Great story by Adam McCalvy at MLB.com about Ron Roenicke, who will soon take over the Brewers. Seems that in the aftermath of Nick Adenhart’s death last year, Roenicke was instrumental in helping to pull the team together. He particularly impressed Scott Boras, Adenhart’s agent, who was in the clubhouse along with Adenhart’s father and Angels players the day everyone learned of the awful news:
“Nobody knew what to say. There was an air in the locker room of shock, bewilderment. None of the players knew if they should approach Mr. Adenhart. And Scioscia said, ‘Ron would like to say a few words.’
“Let me tell you something — I’ve met presidents, I’ve heard a lot of people speak. And the 10-minute conversation he had with the Angels that day, the eloquence of it, the depth of it, and the impact of it, it was one of the most dynamic conversations that I’ve ever heard in my life. In the most difficult situation you can be in, this man was clearly at his best, and it was natural, it was instinctive. I realized that this was a born leader.”
Baseball isn’t football, and “win one for the Gipper” speeches only go so far. But being able to connect with others in the clubhouse — to empathize and to help them overcome mental or emotional problems, big or small, and ultimately to inspire — does seem pretty valuable. Boras and McCalvy and others quoted in the article think that Roenicke has that talent in spades.
If so, the Brewers may have made a very wise choice in their next manager.
The Giants will call up infielder Jae-gyun Hwang from Triple-A Sacramento on Wednesday, NBC Sports Bay Area’s Alex Pavlovic reports.
Hwang, 29, signed with the Giants as a free agent from South Korea. He’ll earn a prorated salary of $1.5 million in the majors and has a chance to earn up to an additional $1.6 million in performance bonuses.

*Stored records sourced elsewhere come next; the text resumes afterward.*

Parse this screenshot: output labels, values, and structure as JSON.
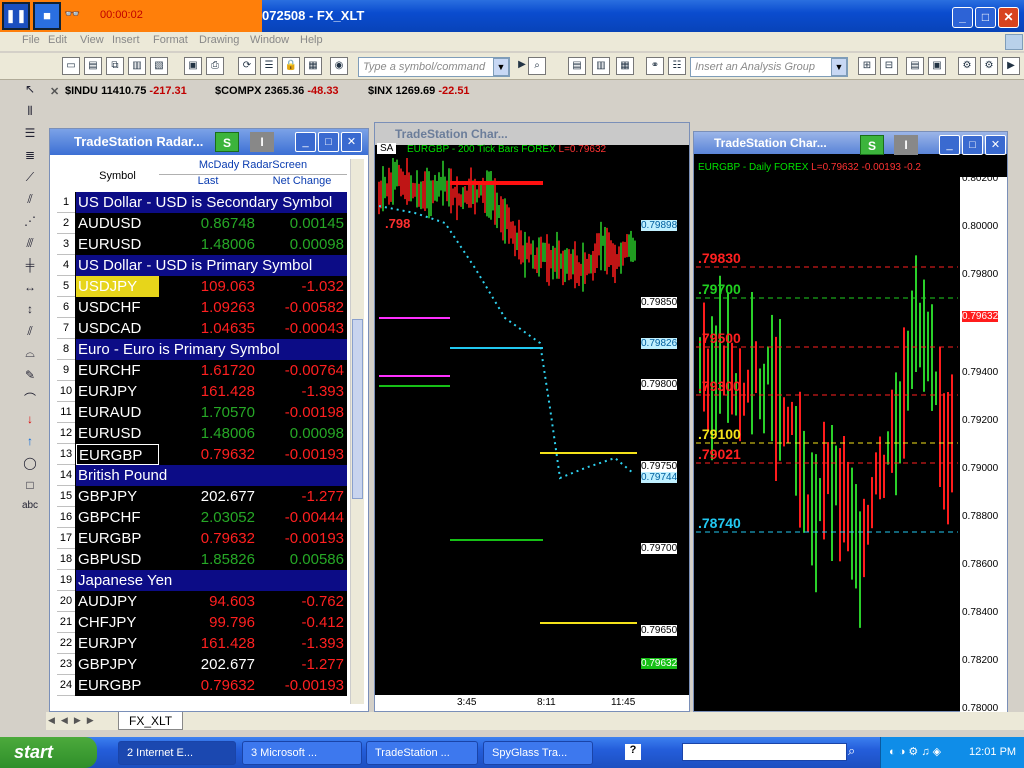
{
  "window": {
    "title": "072508 - FX_XLT",
    "recorder_time": "00:00:02"
  },
  "menu": [
    "File",
    "Edit",
    "View",
    "Insert",
    "Format",
    "Drawing",
    "Window",
    "Help"
  ],
  "toolbar": {
    "symbol_placeholder": "Type a symbol/command",
    "group_placeholder": "Insert an Analysis Group"
  },
  "quotes": [
    {
      "symbol": "$INDU",
      "last": "11410.75",
      "change": "-217.31"
    },
    {
      "symbol": "$COMPX",
      "last": "2365.36",
      "change": "-48.33"
    },
    {
      "symbol": "$INX",
      "last": "1269.69",
      "change": "-22.51"
    }
  ],
  "radar": {
    "title": "TradeStation Radar...",
    "name": "McDady RadarScreen",
    "col_symbol": "Symbol",
    "col_last": "Last",
    "col_net": "Net Change",
    "rows": [
      {
        "n": "1",
        "group": "US Dollar - USD is Secondary Symbol"
      },
      {
        "n": "2",
        "sym": "AUDUSD",
        "last": "0.86748",
        "net": "0.00145",
        "lc": "green",
        "nc": "green"
      },
      {
        "n": "3",
        "sym": "EURUSD",
        "last": "1.48006",
        "net": "0.00098",
        "lc": "green",
        "nc": "green"
      },
      {
        "n": "4",
        "group": "US Dollar - USD is Primary Symbol"
      },
      {
        "n": "5",
        "sym": "USDJPY",
        "last": "109.063",
        "net": "-1.032",
        "lc": "red",
        "nc": "red",
        "hl": true
      },
      {
        "n": "6",
        "sym": "USDCHF",
        "last": "1.09263",
        "net": "-0.00582",
        "lc": "red",
        "nc": "red"
      },
      {
        "n": "7",
        "sym": "USDCAD",
        "last": "1.04635",
        "net": "-0.00043",
        "lc": "red",
        "nc": "red"
      },
      {
        "n": "8",
        "group": "Euro - Euro is Primary Symbol"
      },
      {
        "n": "9",
        "sym": "EURCHF",
        "last": "1.61720",
        "net": "-0.00764",
        "lc": "red",
        "nc": "red"
      },
      {
        "n": "10",
        "sym": "EURJPY",
        "last": "161.428",
        "net": "-1.393",
        "lc": "red",
        "nc": "red"
      },
      {
        "n": "11",
        "sym": "EURAUD",
        "last": "1.70570",
        "net": "-0.00198",
        "lc": "green",
        "nc": "red"
      },
      {
        "n": "12",
        "sym": "EURUSD",
        "last": "1.48006",
        "net": "0.00098",
        "lc": "green",
        "nc": "green"
      },
      {
        "n": "13",
        "sym": "EURGBP",
        "last": "0.79632",
        "net": "-0.00193",
        "lc": "red",
        "nc": "red",
        "sel": true
      },
      {
        "n": "14",
        "group": "British Pound"
      },
      {
        "n": "15",
        "sym": "GBPJPY",
        "last": "202.677",
        "net": "-1.277",
        "lc": "white",
        "nc": "red"
      },
      {
        "n": "16",
        "sym": "GBPCHF",
        "last": "2.03052",
        "net": "-0.00444",
        "lc": "green",
        "nc": "red"
      },
      {
        "n": "17",
        "sym": "EURGBP",
        "last": "0.79632",
        "net": "-0.00193",
        "lc": "red",
        "nc": "red"
      },
      {
        "n": "18",
        "sym": "GBPUSD",
        "last": "1.85826",
        "net": "0.00586",
        "lc": "green",
        "nc": "green"
      },
      {
        "n": "19",
        "group": "Japanese Yen"
      },
      {
        "n": "20",
        "sym": "AUDJPY",
        "last": "94.603",
        "net": "-0.762",
        "lc": "red",
        "nc": "red"
      },
      {
        "n": "21",
        "sym": "CHFJPY",
        "last": "99.796",
        "net": "-0.412",
        "lc": "red",
        "nc": "red"
      },
      {
        "n": "22",
        "sym": "EURJPY",
        "last": "161.428",
        "net": "-1.393",
        "lc": "red",
        "nc": "red"
      },
      {
        "n": "23",
        "sym": "GBPJPY",
        "last": "202.677",
        "net": "-1.277",
        "lc": "white",
        "nc": "red"
      },
      {
        "n": "24",
        "sym": "EURGBP",
        "last": "0.79632",
        "net": "-0.00193",
        "lc": "red",
        "nc": "red"
      }
    ]
  },
  "chart1": {
    "title": "TradeStation Char...",
    "tag": "SA",
    "legend": "EURGBP - 200 Tick Bars  FOREX",
    "last_label": "L=0.79632",
    "price_labels": [
      "0.79898",
      "0.79850",
      "0.79826",
      "0.79800",
      "0.79750",
      "0.79744",
      "0.79700",
      "0.79650",
      "0.79632"
    ],
    "time_labels": [
      "3:45",
      "8:11",
      "11:45"
    ]
  },
  "chart2": {
    "title": "TradeStation Char...",
    "legend": "EURGBP - Daily  FOREX",
    "last_label": "L=0.79632  -0.00193  -0.2",
    "price_labels": [
      "0.80200",
      "0.80000",
      "0.79800",
      "0.79632",
      "0.79400",
      "0.79200",
      "0.79000",
      "0.78800",
      "0.78600",
      "0.78400",
      "0.78200",
      "0.78000"
    ],
    "levels": [
      ".79830",
      ".79700",
      ".79500",
      ".79300",
      ".79100",
      ".79021",
      ".78740"
    ]
  },
  "tabs": {
    "sheet": "FX_XLT"
  },
  "taskbar": {
    "start": "start",
    "items": [
      "2 Internet E...",
      "3 Microsoft ...",
      "TradeStation ...",
      "SpyGlass Tra..."
    ],
    "clock": "12:01 PM"
  }
}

At Triple-A, Hwang hit .287/.333/.476 with seven home runs and 44 RBI in 279 plate appearances. He has mostly played first and third base, but also spent 17 defensive innings in left field. First base is spoken for with Brandon Belt, but Hwang could get the occasional start at the hot corner or in left field in San Francisco.
Hwang spent the previous 10 seasons in the Korean Baseball Organization. In his final season with the Lotte Giants last year, he hit .335/.397/.570 with 27 homers and 113 RBI.
CSN Philly’s Jim Salisbury reports that Phillies outfielder Odubel Herrera was fined an undisclosed amount by manager Pete Mackanin for attempting to steal a base on Saturday against the Diamondbacks despite being given a red light. Herrera, arguably the Phillies’ best base runner, usually has a green light, but Mackanin felt that Herrera stealing and opening up first base would have prompted the D-Backs to intentionally walk Cameron Rupp to get to the pitcher’s spot in the lineup.
The incident occurred in the top of the sixth inning with the Phillies trailing 3-2. Starter Robbie Ray got the first two Phillies out, but Herrera kept the inning alive with a line drive single to right field. Before the second pitch to Rupp, Ray picked off Herrera in a play that was scored 1-3-4.
According to Salisbury, although Mackanin wouldn’t confirm or deny that he fined Herrera, he did say, “Base running matters.”
This is not the first base running blunder Herrera has had this season. Last week, Herrera ran through third base coach Juan Samuel’s stop sign in an attempt to score the game-winning run. And it’s also not the first bit of contention between Mackanin and his players. There was apparently some miscommunication between him and reliever Pat Neshek last week as well.
The Phillies enter play Tuesday night with baseball’s worst record at 24-51. That puts them on pace for a 52-110 season.